◆ Exercise instructions ◆
From the entries below, copy every line that holds the word "Center".

Element data from apps and pages:
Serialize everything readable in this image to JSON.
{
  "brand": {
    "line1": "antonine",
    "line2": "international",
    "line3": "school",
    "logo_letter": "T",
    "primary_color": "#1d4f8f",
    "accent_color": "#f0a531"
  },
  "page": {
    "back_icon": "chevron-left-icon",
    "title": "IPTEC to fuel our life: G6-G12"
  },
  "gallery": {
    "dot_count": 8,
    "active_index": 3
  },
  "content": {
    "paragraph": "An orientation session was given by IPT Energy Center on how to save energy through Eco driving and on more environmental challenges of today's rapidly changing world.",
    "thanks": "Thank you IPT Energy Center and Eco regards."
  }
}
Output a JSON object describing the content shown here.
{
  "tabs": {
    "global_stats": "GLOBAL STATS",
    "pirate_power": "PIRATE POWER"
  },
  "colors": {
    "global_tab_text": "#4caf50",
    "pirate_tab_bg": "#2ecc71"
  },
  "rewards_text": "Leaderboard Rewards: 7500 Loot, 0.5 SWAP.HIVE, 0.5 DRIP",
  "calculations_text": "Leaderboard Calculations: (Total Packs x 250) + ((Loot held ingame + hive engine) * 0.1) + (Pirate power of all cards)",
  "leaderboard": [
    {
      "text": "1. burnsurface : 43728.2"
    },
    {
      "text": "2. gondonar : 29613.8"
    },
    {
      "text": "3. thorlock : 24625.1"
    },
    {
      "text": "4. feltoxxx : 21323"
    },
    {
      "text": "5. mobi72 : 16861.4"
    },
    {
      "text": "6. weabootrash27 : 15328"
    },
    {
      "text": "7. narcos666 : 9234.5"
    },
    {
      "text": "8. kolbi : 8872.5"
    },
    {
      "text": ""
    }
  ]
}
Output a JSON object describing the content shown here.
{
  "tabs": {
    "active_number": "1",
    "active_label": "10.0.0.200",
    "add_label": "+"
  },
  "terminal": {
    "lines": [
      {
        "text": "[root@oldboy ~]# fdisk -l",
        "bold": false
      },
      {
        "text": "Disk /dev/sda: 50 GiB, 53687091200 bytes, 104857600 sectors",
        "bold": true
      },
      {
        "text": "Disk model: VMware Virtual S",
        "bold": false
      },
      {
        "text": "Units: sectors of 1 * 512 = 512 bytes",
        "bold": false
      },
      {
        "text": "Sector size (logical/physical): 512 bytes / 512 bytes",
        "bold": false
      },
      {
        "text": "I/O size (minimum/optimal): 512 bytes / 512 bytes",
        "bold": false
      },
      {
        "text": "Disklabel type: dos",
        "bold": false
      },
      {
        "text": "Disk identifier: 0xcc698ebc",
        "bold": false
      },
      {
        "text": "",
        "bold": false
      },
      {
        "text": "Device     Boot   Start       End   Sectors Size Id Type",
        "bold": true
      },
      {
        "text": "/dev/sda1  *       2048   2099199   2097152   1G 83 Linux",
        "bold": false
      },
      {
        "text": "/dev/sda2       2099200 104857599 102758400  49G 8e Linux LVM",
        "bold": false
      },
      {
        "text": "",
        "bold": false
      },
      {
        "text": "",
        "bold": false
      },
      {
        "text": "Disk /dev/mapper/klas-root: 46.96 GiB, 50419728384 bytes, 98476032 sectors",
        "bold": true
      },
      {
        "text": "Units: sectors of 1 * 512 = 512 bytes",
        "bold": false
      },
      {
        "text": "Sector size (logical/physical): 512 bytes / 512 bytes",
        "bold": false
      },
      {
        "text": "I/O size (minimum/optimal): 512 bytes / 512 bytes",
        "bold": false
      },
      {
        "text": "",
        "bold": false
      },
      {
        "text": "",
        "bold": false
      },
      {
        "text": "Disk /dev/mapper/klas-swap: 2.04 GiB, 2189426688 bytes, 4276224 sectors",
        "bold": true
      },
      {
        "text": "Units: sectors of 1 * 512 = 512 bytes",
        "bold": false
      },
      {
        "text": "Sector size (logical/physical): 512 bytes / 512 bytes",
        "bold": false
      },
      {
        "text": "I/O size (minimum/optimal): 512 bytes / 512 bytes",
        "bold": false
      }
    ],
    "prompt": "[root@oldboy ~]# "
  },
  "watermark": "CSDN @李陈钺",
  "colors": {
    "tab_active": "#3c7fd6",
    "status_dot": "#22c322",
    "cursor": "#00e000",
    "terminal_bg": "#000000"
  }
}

◆ Answer space ◆
    "paragraph": "An orientation session was given by IPT Energy Center on how to save energy through Eco driving and on more environmental challenges of today's rapidly changing world.",
    "thanks": "Thank you IPT Energy Center and Eco regards."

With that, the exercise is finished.